In May, new passenger car registrations in the United Kingdom increased by almost 17 percent year-over-year to 145,204. After five months of 2023, the total number of new registrations amounted to 772,454 (up 17 percent).
Plug-in electric cars definitely are one of the growth engines, outpacing the general car market and gaining market share.
The Society of Motor Manufacturers and Traders (SMMT) reports that 33,538 new plug-in cars were registered last month (47 percent more than a year ago). This result represents about 23.1 percent of the total volume (it was 18.3 percent a year ago).
All-electric car sales increase even faster - by 59 percent year-over-year, reaching 24,513 new registrations and nearly 17 percent of the market (versus 12.4 percent a year ago).
Plug-in electric car registrations in the UK – May 2023
- BEVs: 24,513 (up 59%) and 16.9% market share
- PHEVs: 9,025 (up 23%) and 6.2% market share
- Total: 33,538 (up 47%) and 23.1% market share
So far this year, more than 170,000 new passenger plug-in electric cars were registered in the UK, which is 25 percent more than a year ago and more than one-fifth of the market.
New plug-in car registrations year-to-date:
- BEVs: 121,265 (up 31%) and 15.7% market share
- PHEVs: 49,385 (up 13%) and 6.4% market share
- Total: 170,650 (up 25%) and 22.1% market share
For reference, in the 12 months of 2022, more than 368,000 new passenger plug-in cars were registered in the UK, reaching an average market share of 22.8%.
More details, also including other powertrain types:
The Tesla Model Y was the only stand-alone all-electric model among the top 10 most registered in May, with 2,509 units. This allowed it to maintain its seventh position year-to-date (14,012 units).
In the case of light commercial vehicles (LCV), some 25,359 units were registered last month (up 15 percent year-over-year). Out of that, 1,041 were all-electric (up 20 percent year-over-year), which translated to a market share of 4.1%.
Electrification of the LCV segment (with over 25 individual models) lags behind passenger cars, but according to the SMMT, the perspectives are good (especially for 2024), although charging infrastructure must be improved.
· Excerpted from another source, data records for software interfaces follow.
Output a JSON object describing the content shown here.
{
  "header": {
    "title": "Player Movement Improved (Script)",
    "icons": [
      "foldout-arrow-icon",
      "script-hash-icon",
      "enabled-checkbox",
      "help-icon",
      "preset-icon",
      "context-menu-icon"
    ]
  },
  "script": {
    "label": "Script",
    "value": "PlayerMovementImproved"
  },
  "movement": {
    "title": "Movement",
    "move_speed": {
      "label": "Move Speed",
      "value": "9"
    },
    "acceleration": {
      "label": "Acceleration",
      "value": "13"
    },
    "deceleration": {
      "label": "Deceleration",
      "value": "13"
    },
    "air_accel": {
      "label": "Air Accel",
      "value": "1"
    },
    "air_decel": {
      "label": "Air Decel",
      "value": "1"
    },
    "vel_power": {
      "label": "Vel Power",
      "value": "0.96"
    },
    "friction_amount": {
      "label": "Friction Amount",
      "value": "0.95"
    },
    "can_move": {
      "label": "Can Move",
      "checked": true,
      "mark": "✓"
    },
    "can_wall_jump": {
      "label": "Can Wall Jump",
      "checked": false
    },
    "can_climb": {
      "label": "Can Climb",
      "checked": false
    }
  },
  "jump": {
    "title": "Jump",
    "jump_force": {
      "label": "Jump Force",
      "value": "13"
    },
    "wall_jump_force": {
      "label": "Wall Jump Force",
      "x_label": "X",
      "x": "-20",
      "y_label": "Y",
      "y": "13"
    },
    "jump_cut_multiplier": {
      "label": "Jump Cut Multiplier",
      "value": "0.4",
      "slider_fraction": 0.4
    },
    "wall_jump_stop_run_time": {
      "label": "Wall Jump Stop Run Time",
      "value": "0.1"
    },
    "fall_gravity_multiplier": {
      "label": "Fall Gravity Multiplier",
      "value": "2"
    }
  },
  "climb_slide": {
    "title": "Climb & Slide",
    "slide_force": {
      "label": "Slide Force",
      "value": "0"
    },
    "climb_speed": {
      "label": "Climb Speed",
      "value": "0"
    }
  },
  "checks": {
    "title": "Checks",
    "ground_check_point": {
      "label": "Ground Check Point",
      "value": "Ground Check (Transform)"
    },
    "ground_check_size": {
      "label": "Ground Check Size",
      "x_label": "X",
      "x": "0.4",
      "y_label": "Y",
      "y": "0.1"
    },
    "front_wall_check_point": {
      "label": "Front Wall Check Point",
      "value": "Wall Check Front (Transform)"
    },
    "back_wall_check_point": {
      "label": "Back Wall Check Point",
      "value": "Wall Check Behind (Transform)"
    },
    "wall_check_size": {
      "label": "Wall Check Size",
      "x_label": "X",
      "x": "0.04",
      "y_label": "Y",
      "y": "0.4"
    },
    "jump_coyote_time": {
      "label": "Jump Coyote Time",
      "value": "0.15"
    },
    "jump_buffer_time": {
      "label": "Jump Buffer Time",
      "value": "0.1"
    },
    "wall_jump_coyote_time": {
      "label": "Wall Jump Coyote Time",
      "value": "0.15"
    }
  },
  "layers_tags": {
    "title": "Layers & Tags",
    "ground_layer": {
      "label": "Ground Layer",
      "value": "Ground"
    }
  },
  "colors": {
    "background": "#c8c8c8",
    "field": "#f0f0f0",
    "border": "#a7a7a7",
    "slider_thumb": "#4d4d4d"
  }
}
"Next year, the launch of the Zero Emission Vehicle (ZEV) Mandate will set a minimum quota for new ZEV registrations for every manufacturer, however, the greatest barrier to increased BEVs on UK roads is charging anxiety – the fear of being unable to find a suitable, available and working chargepoint wherever and whenever needed – a particularly acute concern for commercial vehicle operators."